By my count, this is my fifth YourWeatherBlog piece about the Katla volcano since the summer of 2010 (read previous entries here, here, here and — oh yes — here ). Remember, it was April of 2010 when Katla’s neighbor Eyjafjallajökull erupted and brought trans-Atlantic and western European air traffic to a near standstill. The underlying thought was (and is), If Eyjafjallajökull could do that (shut down air traffic), imagine what the larger Katla could do!

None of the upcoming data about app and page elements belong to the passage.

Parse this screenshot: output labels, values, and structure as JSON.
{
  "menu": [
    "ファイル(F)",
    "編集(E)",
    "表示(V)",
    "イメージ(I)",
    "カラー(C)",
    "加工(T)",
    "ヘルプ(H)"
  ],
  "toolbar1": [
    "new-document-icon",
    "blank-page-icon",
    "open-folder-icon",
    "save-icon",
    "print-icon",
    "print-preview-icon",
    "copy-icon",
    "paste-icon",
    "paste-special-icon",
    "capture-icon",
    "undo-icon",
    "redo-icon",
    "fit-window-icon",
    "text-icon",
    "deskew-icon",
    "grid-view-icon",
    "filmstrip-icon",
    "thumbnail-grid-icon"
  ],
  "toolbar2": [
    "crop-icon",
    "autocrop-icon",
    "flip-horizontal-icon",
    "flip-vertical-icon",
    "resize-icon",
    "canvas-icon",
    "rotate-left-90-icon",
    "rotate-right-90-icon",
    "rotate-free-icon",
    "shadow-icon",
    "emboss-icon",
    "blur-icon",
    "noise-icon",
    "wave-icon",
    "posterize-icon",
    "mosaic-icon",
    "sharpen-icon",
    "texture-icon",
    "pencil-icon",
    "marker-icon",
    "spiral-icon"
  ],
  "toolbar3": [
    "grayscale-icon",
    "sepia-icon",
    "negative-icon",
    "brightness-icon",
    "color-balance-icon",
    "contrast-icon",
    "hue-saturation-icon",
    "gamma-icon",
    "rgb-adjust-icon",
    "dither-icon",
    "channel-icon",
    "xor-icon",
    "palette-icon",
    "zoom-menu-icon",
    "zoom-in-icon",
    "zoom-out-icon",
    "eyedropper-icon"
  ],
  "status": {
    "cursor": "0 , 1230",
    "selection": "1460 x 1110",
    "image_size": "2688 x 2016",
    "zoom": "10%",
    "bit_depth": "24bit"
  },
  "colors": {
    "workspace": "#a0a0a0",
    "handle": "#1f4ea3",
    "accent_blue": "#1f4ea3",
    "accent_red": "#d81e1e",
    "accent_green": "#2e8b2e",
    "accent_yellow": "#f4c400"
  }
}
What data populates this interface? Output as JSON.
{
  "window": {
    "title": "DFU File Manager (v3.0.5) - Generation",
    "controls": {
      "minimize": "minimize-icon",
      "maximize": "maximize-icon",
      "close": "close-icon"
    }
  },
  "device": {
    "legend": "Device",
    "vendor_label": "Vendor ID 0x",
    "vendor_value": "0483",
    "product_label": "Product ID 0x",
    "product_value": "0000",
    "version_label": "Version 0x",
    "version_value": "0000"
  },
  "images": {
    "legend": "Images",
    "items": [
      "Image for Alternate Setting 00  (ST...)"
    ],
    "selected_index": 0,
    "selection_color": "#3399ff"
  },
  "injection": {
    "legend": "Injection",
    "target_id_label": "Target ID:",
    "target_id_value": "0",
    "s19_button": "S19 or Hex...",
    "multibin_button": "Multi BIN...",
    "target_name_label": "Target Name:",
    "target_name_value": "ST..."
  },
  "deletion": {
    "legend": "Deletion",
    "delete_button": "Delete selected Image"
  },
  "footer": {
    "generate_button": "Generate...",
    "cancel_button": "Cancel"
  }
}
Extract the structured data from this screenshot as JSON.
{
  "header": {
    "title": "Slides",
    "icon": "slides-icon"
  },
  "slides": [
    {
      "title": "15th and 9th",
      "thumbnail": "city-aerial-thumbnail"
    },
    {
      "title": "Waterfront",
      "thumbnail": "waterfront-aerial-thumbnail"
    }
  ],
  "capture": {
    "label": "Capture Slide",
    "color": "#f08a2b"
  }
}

The Katla volcano is partially covered by the Mýrdalsjökull glacier. And it is larger. By some estimates much larger. Experts cite the last major eruption of Katla in 1918 as being five times larger than 2010′s Eyjafjallajökull which threw volcanic ash miles into the atmosphere and grounded vast amounts of air traffic for six days.
Might a major Katla eruption ground air traffic for a longer period and might the ash cloud spread much farther from Iceland? Most experts agree yes and yes. Those experts include ImpactWeather’s in-house geologist Fred Schmude who comments that the next Katla eruption will likely be a VEI (Volcanic Explosivity Index) 5, Plinian-type eruption as compared to the 1918 Katla eruption which was classified as a VEI 4 or perhaps a VEI 5. Eyjafjallajökull’s 2010 eruption was classified as VEI 4.
What does history tell us? It’s not good. Katla, since 930, has erupted 16 times at intervals of 13-95 years. It’s been 94 years since the VEI4/5 eruption of 1918. Presently, this is one of the longest periods of dormancy in its history. One way or another, it seems Katla is about to go into the record books.